Reiterating India’s commitment to a low carbon economy


As an emerging economy, India's energy demands are rapidly expanding. Agriculture, transport, industries and the domestic sectors constitute the key segments of this rising demand. At present, in most of these sectors, a higher percentage of demand is being met from fossil based fuels such as coal and petroleum.


A dip in domestic production or a fall in the imports of fossil fuels can derail planned and proposed developmental activities. At the same time, inefficient usage of fossil fuel can trigger environmental degradation. Hence, the country is rapidly expanding the share of renewables in its energy mix and is implementing the world's largest renewable energy capacity addition programme. India aims to achieve 40% cumulative electric power capacity from non-fossil fuel based energy resources by 2030.

During the last few years India’s spending on renewable energy has substantially increased. Targets for various renewable energy sources have been revised to achieve renewable energy capacity of 175 GW (Gigawatt) by the year 2022. This shall include 100 GW from solar, 60 GW from wind, 10 GW from bio-power and 5 GW from small hydro-power. To fuel expansion in the renewable energy capacity addition, the government is also introducing several enabling policy measures across verticals. Also, there is a strong focus on raising awareness among citizens so as to cut on energy wastage and enhance their reliance on clean energy sources such as solar and wind energy.

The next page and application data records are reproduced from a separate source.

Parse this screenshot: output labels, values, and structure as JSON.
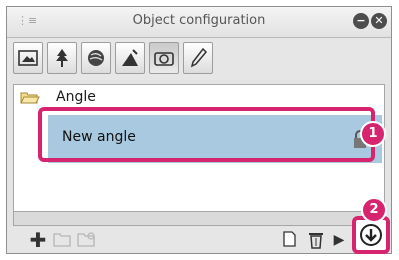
{
  "window": {
    "title": "Object configuration",
    "grip_icon": "panel-grip-icon",
    "minimize_icon": "collapse-circle-icon",
    "close_icon": "close-circle-icon"
  },
  "toolbar": {
    "tabs": [
      {
        "icon": "frame-icon",
        "active": false
      },
      {
        "icon": "tree-icon",
        "active": false
      },
      {
        "icon": "shading-icon",
        "active": false
      },
      {
        "icon": "light-icon",
        "active": false
      },
      {
        "icon": "camera-icon",
        "active": true
      },
      {
        "icon": "pen-icon",
        "active": false
      }
    ]
  },
  "list": {
    "folder": {
      "label": "Angle",
      "icon": "folder-open-icon"
    },
    "items": [
      {
        "label": "New angle",
        "icon": "lock-icon",
        "selected": true
      }
    ]
  },
  "bottom": {
    "left_icons": [
      "add-icon",
      "new-folder-icon",
      "folder-settings-icon"
    ],
    "right_icons": [
      "copy-icon",
      "delete-icon",
      "play-icon",
      "download-icon"
    ]
  },
  "annotations": {
    "badge1": "1",
    "badge2": "2"
  },
  "colors": {
    "highlight": "#d6246e",
    "selected_row": "#a9c9e0"
  }
}
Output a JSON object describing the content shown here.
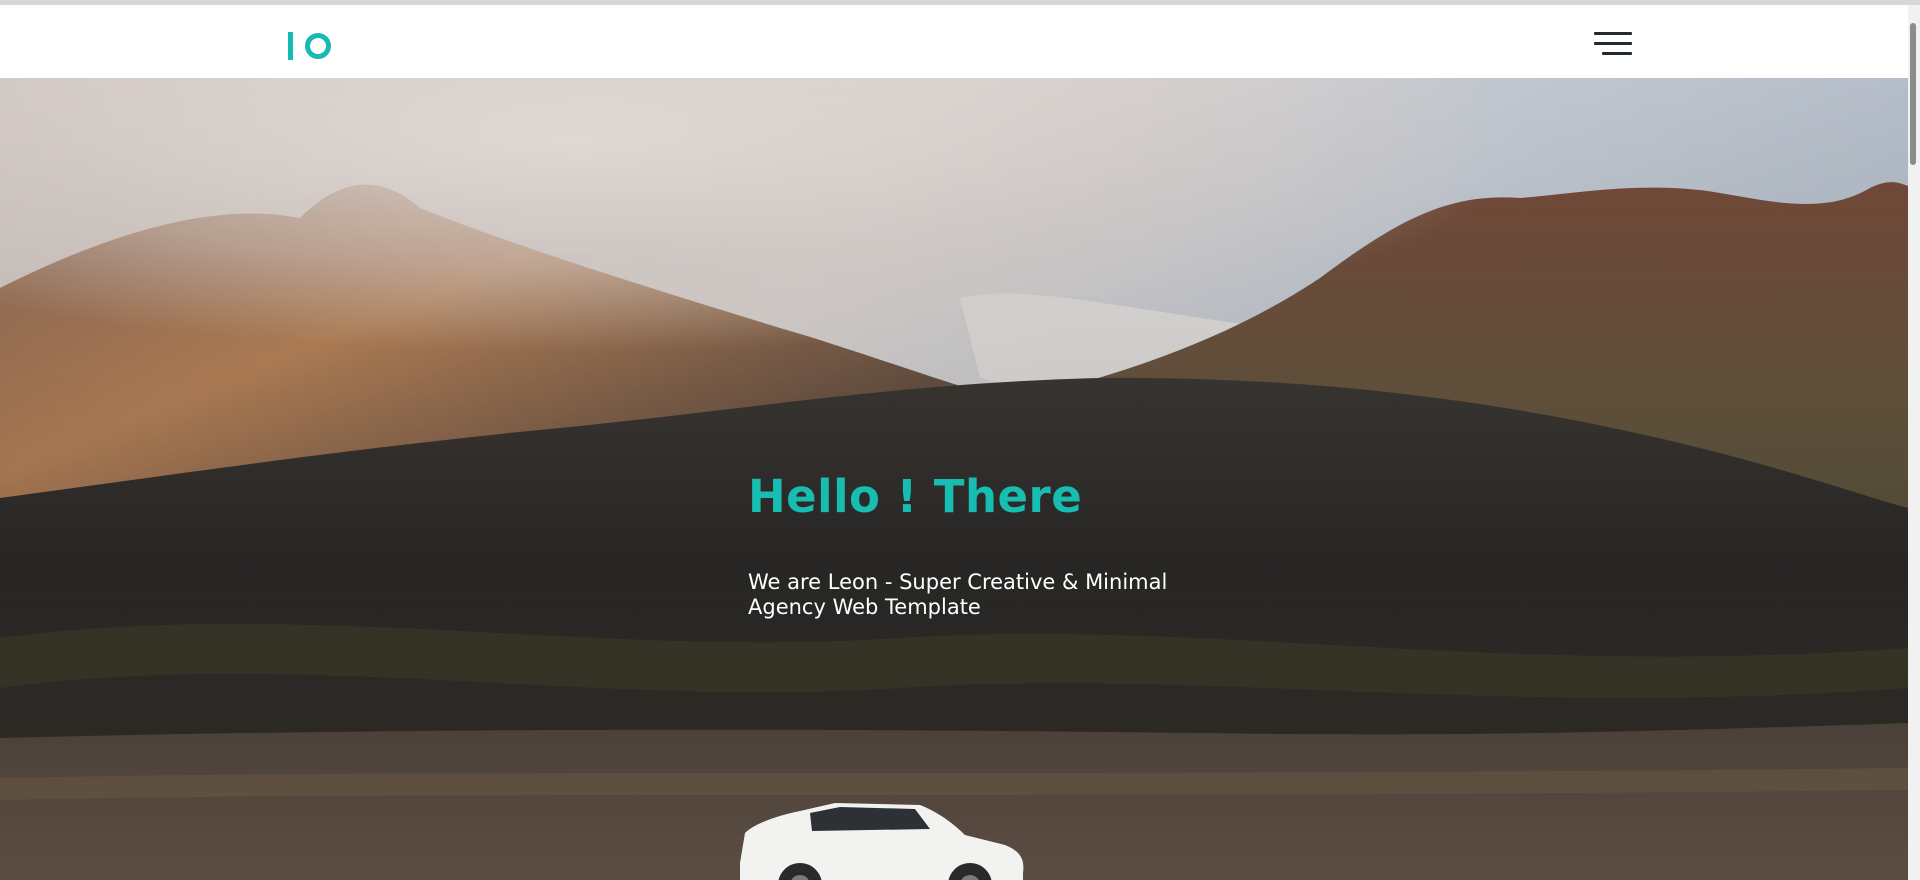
{
  "header": {
    "logo_icon": "io-logo-icon",
    "menu_icon": "hamburger-menu-icon"
  },
  "hero": {
    "title": "Hello ! There",
    "subtitle": "We are Leon - Super Creative & Minimal Agency Web Template",
    "background_image": "mountain-landscape-with-white-suv-photo"
  },
  "colors": {
    "accent": "#16bab0",
    "text_on_hero": "#ffffff",
    "menu_lines": "#1f2a33"
  }
}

In Goa, the state government and the central government are jointly working to ensure 24x7 access to quality reliable and affordable power supply to all domestic, commercial, agriculture and industrial consumers. To meet this need and to augment the share of renewable energy, the government has partnered with leading companies such as the NTPCVidyutVyaparNigam (NVVN) Limited. The Goa Energy Development Agency has been vested with the responsibility of enhancing adoption of clean energy based solutions in the domestic and industrial sectors. Recently, Pradhan Mantri UJALA (Unnat Jyoti by Affordable LED for all) Yojana was launched in Goa with a target of replacing approximately 15 lakh LED bulbs, impacting close to 5 lakh households.

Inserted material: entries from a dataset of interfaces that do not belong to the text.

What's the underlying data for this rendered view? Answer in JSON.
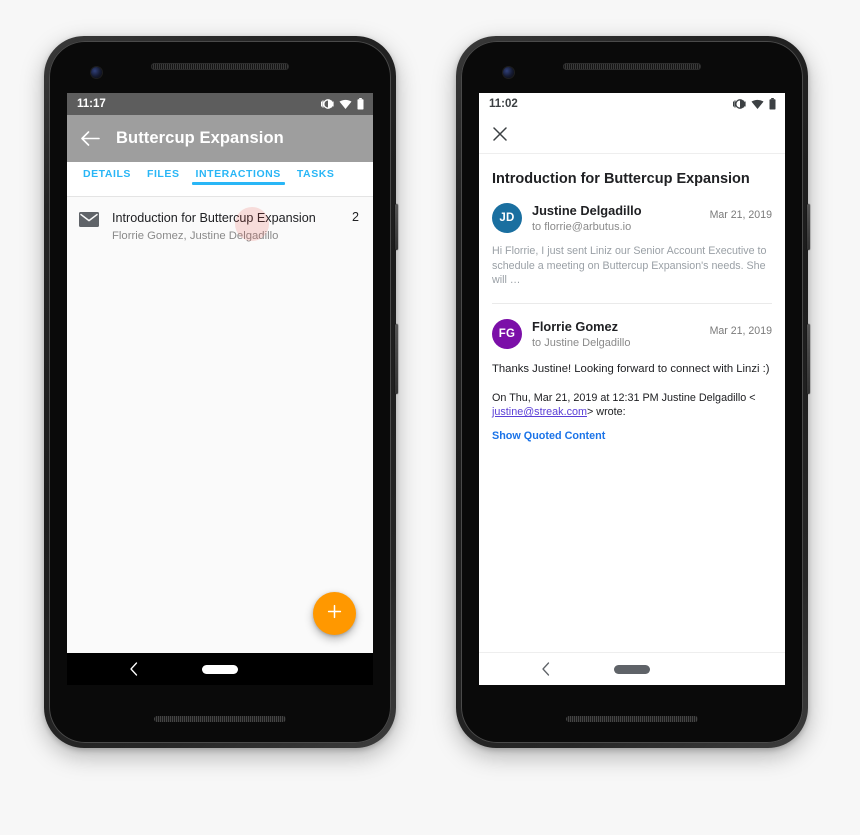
{
  "theme": {
    "tab_accent": "#29b6f6",
    "fab_color": "#ff9800",
    "appbar_color": "#9e9e9e",
    "avatar_jd_color": "#1a6fa0",
    "avatar_fg_color": "#7b0fa8",
    "link_color": "#1a73e8",
    "quoted_link_color": "#5b3fd6"
  },
  "phone_left": {
    "status_bar": {
      "time": "11:17",
      "icons": [
        "vibrate-icon",
        "wifi-icon",
        "battery-icon"
      ]
    },
    "app_bar": {
      "back_icon": "back-arrow-icon",
      "title": "Buttercup Expansion"
    },
    "tabs": [
      {
        "label": "DETAILS",
        "active": false
      },
      {
        "label": "FILES",
        "active": false
      },
      {
        "label": "INTERACTIONS",
        "active": true
      },
      {
        "label": "TASKS",
        "active": false
      }
    ],
    "interactions": [
      {
        "icon": "envelope-icon",
        "subject": "Introduction for Buttercup Expansion",
        "people": "Florrie Gomez, Justine Delgadillo",
        "count": "2"
      }
    ],
    "fab": {
      "icon": "plus-icon",
      "label": "+"
    },
    "nav_bar": {
      "back_icon": "nav-back-icon",
      "home_icon": "home-pill-icon"
    }
  },
  "phone_right": {
    "status_bar": {
      "time": "11:02",
      "icons": [
        "vibrate-icon",
        "wifi-icon",
        "battery-icon"
      ]
    },
    "close_icon": "close-icon",
    "thread_title": "Introduction for Buttercup Expansion",
    "messages": [
      {
        "avatar_initials": "JD",
        "from": "Justine Delgadillo",
        "to": "to florrie@arbutus.io",
        "date": "Mar 21, 2019",
        "snippet": "Hi Florrie, I just sent Liniz our Senior Account Executive to schedule a meeting on Buttercup Expansion's needs. She will …",
        "collapsed": true
      },
      {
        "avatar_initials": "FG",
        "from": "Florrie Gomez",
        "to": "to Justine Delgadillo",
        "date": "Mar 21, 2019",
        "body": "Thanks Justine! Looking forward to connect with Linzi :)",
        "quote_prefix": "On Thu, Mar 21, 2019 at 12:31 PM Justine Delgadillo <",
        "quote_email": "justine@streak.com",
        "quote_suffix": "> wrote:",
        "show_quoted_label": "Show Quoted Content",
        "collapsed": false
      }
    ],
    "nav_bar": {
      "back_icon": "nav-back-icon",
      "home_icon": "home-pill-icon"
    }
  }
}
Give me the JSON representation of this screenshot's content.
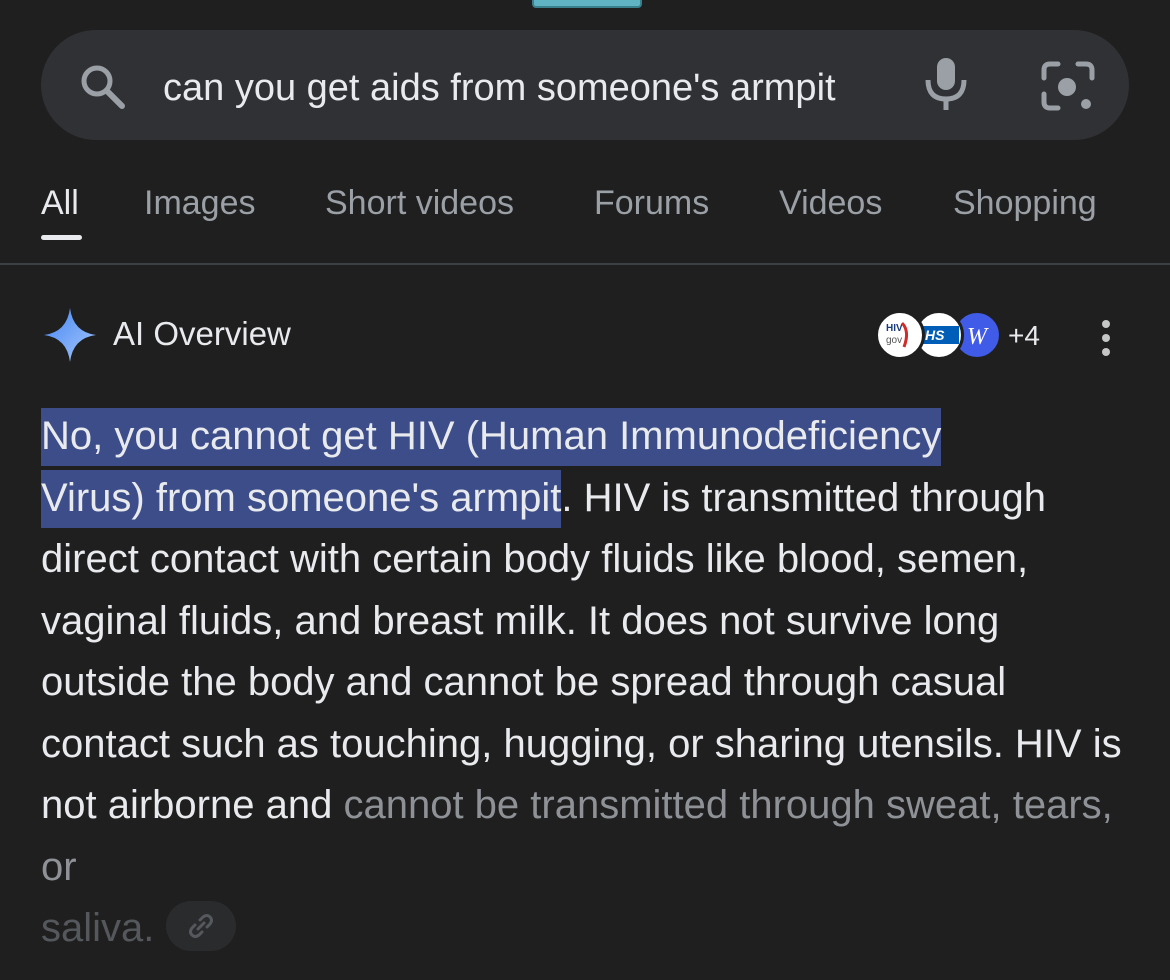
{
  "search": {
    "query": "can you get aids from someone's armpit"
  },
  "tabs": [
    {
      "label": "All",
      "active": true
    },
    {
      "label": "Images"
    },
    {
      "label": "Short videos"
    },
    {
      "label": "Forums"
    },
    {
      "label": "Videos"
    },
    {
      "label": "Shopping"
    }
  ],
  "ai_overview": {
    "title": "AI Overview",
    "sources": [
      {
        "icon": "hiv-gov-logo",
        "text": "HIV gov"
      },
      {
        "icon": "nhs-logo",
        "text": "HS"
      },
      {
        "icon": "wikipedia-logo",
        "text": "W"
      }
    ],
    "more_sources": "+4",
    "highlight_line1": "No, you cannot get HIV (Human Immunodeficiency",
    "highlight_line2": "Virus) from someone's armpit",
    "body": ". HIV is transmitted through direct contact with certain body fluids like blood, semen, vaginal fluids, and breast milk. It does not survive long outside the body and cannot be spread through casual contact such as touching, hugging, or sharing utensils. HIV is not airborne and ",
    "faded_1": "cannot be transmitted through sweat, tears, or",
    "faded_2": "saliva."
  },
  "colors": {
    "background": "#1f1f1f",
    "search_bar": "#303134",
    "highlight": "#3c4d8a",
    "sparkle": "#8ab4f8"
  }
}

While the above stated targets will enable participation of the private sector, it is evident that realizing ambitious targets will require robust business models and effective monitoring and evaluation mechanisms. The desirable shift from a fossil fuel based economy to a renewable based one will not happen in a day's time. In all, the key energy consuming sectors, relevant policy reforms, process re-engineering mechanisms and change in practices across the value chain will be instrumental. At the same time, access to efficient technology and easy finance will drive the sentiment of the energy sector in the country.


  • Sustainable approaches to energy consumption entail increased use of renewable energy, better fossil fuel technologies and implementation of improved energy conservation measures.
  • Adopting renewable energy sources such as solar, wind and biomass/gas are a few options that can be taken, along with using energy efficient appliances and upgrading to LED (light-emitting diode) based/compact fluorescent lighting.